*WHAT YOU HAVE TO DO*
Only the words of the entries are wanted, repeated exactly and without images.

[Web page and app entries]
● ● ●
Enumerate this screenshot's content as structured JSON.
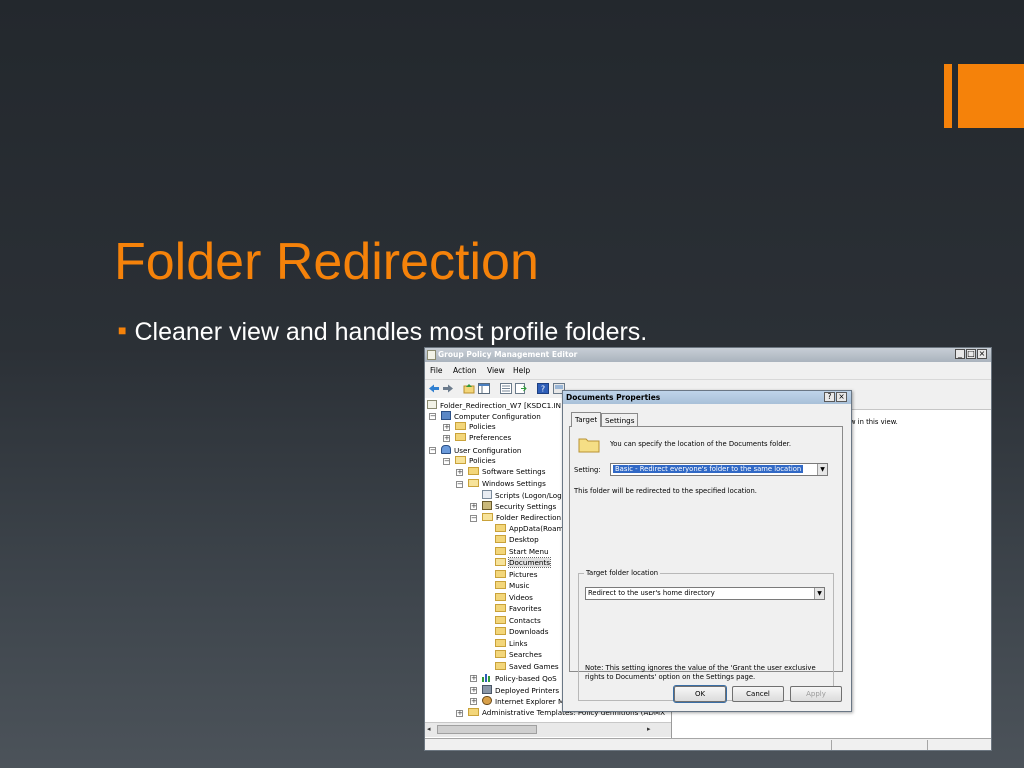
{
  "slide": {
    "title": "Folder Redirection",
    "bullet": "Cleaner view and handles most profile folders."
  },
  "colors": {
    "accent": "#f5820a",
    "background": "#262b30",
    "text": "#ffffff"
  },
  "window": {
    "title": "Group Policy Management Editor",
    "controls": [
      "_",
      "□",
      "×"
    ],
    "menu": [
      "File",
      "Action",
      "View",
      "Help"
    ],
    "toolbar_icons": [
      "back-icon",
      "forward-icon",
      "up-folder-icon",
      "show-hide-tree-icon",
      "properties-icon",
      "export-list-icon",
      "help-icon",
      "console-icon"
    ],
    "tree": [
      {
        "label": "Folder_Redirection_W7 [KSDC1.IN",
        "icon": "policy-icon",
        "expander": ""
      },
      {
        "label": "Computer Configuration",
        "icon": "computer-icon",
        "expander": "−"
      },
      {
        "label": "Policies",
        "icon": "folder-icon",
        "expander": "+"
      },
      {
        "label": "Preferences",
        "icon": "folder-icon",
        "expander": "+"
      },
      {
        "label": "User Configuration",
        "icon": "users-icon",
        "expander": "−"
      },
      {
        "label": "Policies",
        "icon": "folder-icon",
        "expander": "−"
      },
      {
        "label": "Software Settings",
        "icon": "folder-icon",
        "expander": "+"
      },
      {
        "label": "Windows Settings",
        "icon": "folder-icon",
        "expander": "−"
      },
      {
        "label": "Scripts (Logon/Logo",
        "icon": "script-icon",
        "expander": ""
      },
      {
        "label": "Security Settings",
        "icon": "security-icon",
        "expander": "+"
      },
      {
        "label": "Folder Redirection",
        "icon": "folder-icon",
        "expander": "−"
      },
      {
        "label": "AppData(Roam",
        "icon": "folder-icon",
        "expander": ""
      },
      {
        "label": "Desktop",
        "icon": "folder-icon",
        "expander": ""
      },
      {
        "label": "Start Menu",
        "icon": "folder-icon",
        "expander": ""
      },
      {
        "label": "Documents",
        "icon": "folder-icon",
        "expander": ""
      },
      {
        "label": "Pictures",
        "icon": "folder-icon",
        "expander": ""
      },
      {
        "label": "Music",
        "icon": "folder-icon",
        "expander": ""
      },
      {
        "label": "Videos",
        "icon": "folder-icon",
        "expander": ""
      },
      {
        "label": "Favorites",
        "icon": "folder-icon",
        "expander": ""
      },
      {
        "label": "Contacts",
        "icon": "folder-icon",
        "expander": ""
      },
      {
        "label": "Downloads",
        "icon": "folder-icon",
        "expander": ""
      },
      {
        "label": "Links",
        "icon": "folder-icon",
        "expander": ""
      },
      {
        "label": "Searches",
        "icon": "folder-icon",
        "expander": ""
      },
      {
        "label": "Saved Games",
        "icon": "folder-icon",
        "expander": ""
      },
      {
        "label": "Policy-based QoS",
        "icon": "chart-icon",
        "expander": "+"
      },
      {
        "label": "Deployed Printers",
        "icon": "printer-icon",
        "expander": "+"
      },
      {
        "label": "Internet Explorer M",
        "icon": "gear-icon",
        "expander": "+"
      },
      {
        "label": "Administrative Templates: Policy definitions (ADMX",
        "icon": "folder-icon",
        "expander": "+"
      }
    ],
    "right_pane_text": "w in this view."
  },
  "dialog": {
    "title": "Documents Properties",
    "controls": [
      "?",
      "×"
    ],
    "tabs": [
      "Target",
      "Settings"
    ],
    "info_text": "You can specify the location of the Documents folder.",
    "setting_label": "Setting:",
    "setting_value": "Basic - Redirect everyone's folder to the same location",
    "redirect_text": "This folder will be redirected to the specified location.",
    "group_label": "Target folder location",
    "target_value": "Redirect to the user's home directory",
    "note_line1": "Note: This setting ignores the value of the 'Grant the user exclusive",
    "note_line2": "rights to Documents' option on the Settings page.",
    "buttons": {
      "ok": "OK",
      "cancel": "Cancel",
      "apply": "Apply"
    }
  }
}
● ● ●
*THE COMPLETED TASK*
Enumerate this screenshot's content as structured JSON.
{
  "slide": {
    "title": "Folder Redirection",
    "bullet": "Cleaner view and handles most profile folders."
  },
  "colors": {
    "accent": "#f5820a",
    "background": "#262b30",
    "text": "#ffffff"
  },
  "window": {
    "title": "Group Policy Management Editor",
    "controls": [
      "_",
      "□",
      "×"
    ],
    "menu": [
      "File",
      "Action",
      "View",
      "Help"
    ],
    "toolbar_icons": [
      "back-icon",
      "forward-icon",
      "up-folder-icon",
      "show-hide-tree-icon",
      "properties-icon",
      "export-list-icon",
      "help-icon",
      "console-icon"
    ],
    "tree": [
      {
        "label": "Folder_Redirection_W7 [KSDC1.IN",
        "icon": "policy-icon",
        "expander": ""
      },
      {
        "label": "Computer Configuration",
        "icon": "computer-icon",
        "expander": "−"
      },
      {
        "label": "Policies",
        "icon": "folder-icon",
        "expander": "+"
      },
      {
        "label": "Preferences",
        "icon": "folder-icon",
        "expander": "+"
      },
      {
        "label": "User Configuration",
        "icon": "users-icon",
        "expander": "−"
      },
      {
        "label": "Policies",
        "icon": "folder-icon",
        "expander": "−"
      },
      {
        "label": "Software Settings",
        "icon": "folder-icon",
        "expander": "+"
      },
      {
        "label": "Windows Settings",
        "icon": "folder-icon",
        "expander": "−"
      },
      {
        "label": "Scripts (Logon/Logo",
        "icon": "script-icon",
        "expander": ""
      },
      {
        "label": "Security Settings",
        "icon": "security-icon",
        "expander": "+"
      },
      {
        "label": "Folder Redirection",
        "icon": "folder-icon",
        "expander": "−"
      },
      {
        "label": "AppData(Roam",
        "icon": "folder-icon",
        "expander": ""
      },
      {
        "label": "Desktop",
        "icon": "folder-icon",
        "expander": ""
      },
      {
        "label": "Start Menu",
        "icon": "folder-icon",
        "expander": ""
      },
      {
        "label": "Documents",
        "icon": "folder-icon",
        "expander": ""
      },
      {
        "label": "Pictures",
        "icon": "folder-icon",
        "expander": ""
      },
      {
        "label": "Music",
        "icon": "folder-icon",
        "expander": ""
      },
      {
        "label": "Videos",
        "icon": "folder-icon",
        "expander": ""
      },
      {
        "label": "Favorites",
        "icon": "folder-icon",
        "expander": ""
      },
      {
        "label": "Contacts",
        "icon": "folder-icon",
        "expander": ""
      },
      {
        "label": "Downloads",
        "icon": "folder-icon",
        "expander": ""
      },
      {
        "label": "Links",
        "icon": "folder-icon",
        "expander": ""
      },
      {
        "label": "Searches",
        "icon": "folder-icon",
        "expander": ""
      },
      {
        "label": "Saved Games",
        "icon": "folder-icon",
        "expander": ""
      },
      {
        "label": "Policy-based QoS",
        "icon": "chart-icon",
        "expander": "+"
      },
      {
        "label": "Deployed Printers",
        "icon": "printer-icon",
        "expander": "+"
      },
      {
        "label": "Internet Explorer M",
        "icon": "gear-icon",
        "expander": "+"
      },
      {
        "label": "Administrative Templates: Policy definitions (ADMX",
        "icon": "folder-icon",
        "expander": "+"
      }
    ],
    "right_pane_text": "w in this view."
  },
  "dialog": {
    "title": "Documents Properties",
    "controls": [
      "?",
      "×"
    ],
    "tabs": [
      "Target",
      "Settings"
    ],
    "info_text": "You can specify the location of the Documents folder.",
    "setting_label": "Setting:",
    "setting_value": "Basic - Redirect everyone's folder to the same location",
    "redirect_text": "This folder will be redirected to the specified location.",
    "group_label": "Target folder location",
    "target_value": "Redirect to the user's home directory",
    "note_line1": "Note: This setting ignores the value of the 'Grant the user exclusive",
    "note_line2": "rights to Documents' option on the Settings page.",
    "buttons": {
      "ok": "OK",
      "cancel": "Cancel",
      "apply": "Apply"
    }
  }
}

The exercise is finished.